“What’s that something?” she demanded.
“The possibility of his making contact with his inner being. That’ll help him, sooner or later, to realize the ultimate goal of his life,” Soumyadev replied in the same mater-of-fact tone.
After a moment’s sullen silence Reena asked, “Sadhu Baba, have you seen God?”
Reena gave a start, but she asked with redoubled vigour, “Can you show God to me?”
Soumyadev smiled, but did not answer.
“Why can’t you show him to me if you have seen him? I certainly wish to see him!”
“My child,” answered Soumyadev tenderly, “God should also wish to see you!”
Reena nodded awkwardly.
“Well, Sadhu Baba, can you show me some miracle?” Reena seemed determined to embarrass Soumyadev, but she only embarrassed Sandip.
“So that I could develop a faith in God.”
“Would it do if, with a sleight of my hand, I materialise a handful of sand or a gem – or if I fling this pebble upward and it remains suspended in the air?”
“That should be enough.”
“Then, my child, why don’t you begin marvelling at the fact that the earth with all its sand and stones and gems had materialised out of nothing? Why don’t you begin marvelling at the fact that the sun, more than a million times bigger than our earth, remains suspended in nothingness? Aren’t miracles far superior to the worthless ones you had in mind staring you in the face all the time?”

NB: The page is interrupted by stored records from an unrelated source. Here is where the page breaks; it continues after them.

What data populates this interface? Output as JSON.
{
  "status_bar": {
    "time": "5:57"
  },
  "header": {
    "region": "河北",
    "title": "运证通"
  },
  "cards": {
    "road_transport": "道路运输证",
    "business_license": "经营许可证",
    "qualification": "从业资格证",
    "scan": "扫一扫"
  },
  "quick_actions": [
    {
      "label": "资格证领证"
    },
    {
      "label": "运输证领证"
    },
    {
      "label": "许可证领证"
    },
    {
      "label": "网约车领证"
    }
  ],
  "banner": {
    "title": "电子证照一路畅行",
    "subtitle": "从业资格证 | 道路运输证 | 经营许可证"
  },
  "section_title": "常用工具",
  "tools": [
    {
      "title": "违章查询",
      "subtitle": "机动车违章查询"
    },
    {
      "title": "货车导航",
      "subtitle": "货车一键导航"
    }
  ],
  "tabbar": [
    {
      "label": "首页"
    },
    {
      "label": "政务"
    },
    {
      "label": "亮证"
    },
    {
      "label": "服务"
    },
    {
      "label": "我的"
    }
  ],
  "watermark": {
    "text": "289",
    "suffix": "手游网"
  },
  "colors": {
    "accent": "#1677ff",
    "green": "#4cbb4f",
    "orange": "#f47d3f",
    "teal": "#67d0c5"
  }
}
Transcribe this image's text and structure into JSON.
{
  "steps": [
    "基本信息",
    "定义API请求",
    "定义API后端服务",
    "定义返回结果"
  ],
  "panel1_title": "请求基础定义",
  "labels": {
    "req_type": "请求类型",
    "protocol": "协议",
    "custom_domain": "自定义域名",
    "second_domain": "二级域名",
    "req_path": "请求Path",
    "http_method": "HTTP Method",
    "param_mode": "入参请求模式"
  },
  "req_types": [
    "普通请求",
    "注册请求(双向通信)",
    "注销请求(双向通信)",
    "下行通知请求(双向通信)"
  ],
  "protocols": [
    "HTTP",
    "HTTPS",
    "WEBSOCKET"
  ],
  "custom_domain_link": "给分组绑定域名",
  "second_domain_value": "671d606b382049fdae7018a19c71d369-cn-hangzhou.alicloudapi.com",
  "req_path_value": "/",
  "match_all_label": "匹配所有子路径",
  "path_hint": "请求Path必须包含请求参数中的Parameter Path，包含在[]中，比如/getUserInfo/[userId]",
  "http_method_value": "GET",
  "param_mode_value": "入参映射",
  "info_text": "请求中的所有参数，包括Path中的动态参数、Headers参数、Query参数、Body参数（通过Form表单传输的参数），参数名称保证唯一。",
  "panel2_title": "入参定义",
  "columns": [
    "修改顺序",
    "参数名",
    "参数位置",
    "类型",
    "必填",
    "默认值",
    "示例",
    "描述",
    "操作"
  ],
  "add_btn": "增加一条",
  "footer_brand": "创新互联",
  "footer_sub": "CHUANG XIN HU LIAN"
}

Soumyadev stood up and smiled at Reena. She did not seem to care. She kept sitting even after Soumyadev had left, her head resting on her knees. Sandip stood undone.
She rose minutes later, ready to leave. Sandip offered to escort her up to her jeep, but she would not like that – she told him bluntly.
Sandip looked for Ravi, but Reena did not wait. She advanced alone.
From nowhere Vikasnananda stepped forward and offered to give her company.
Sandip, back in his village to comply with a dying woman’s wish, is unwittingly caught up in the communal frenzy that overtook the country on the eve of independence. He succeeds in restoring harmony between the two communities, but the police formally arrest him on the basis of a warrant issued earlier. He is taken to the town. However, he is out on bail and proceeds to the city, instead of returning to the village, to immerse the ashes of his real father in the Ganga.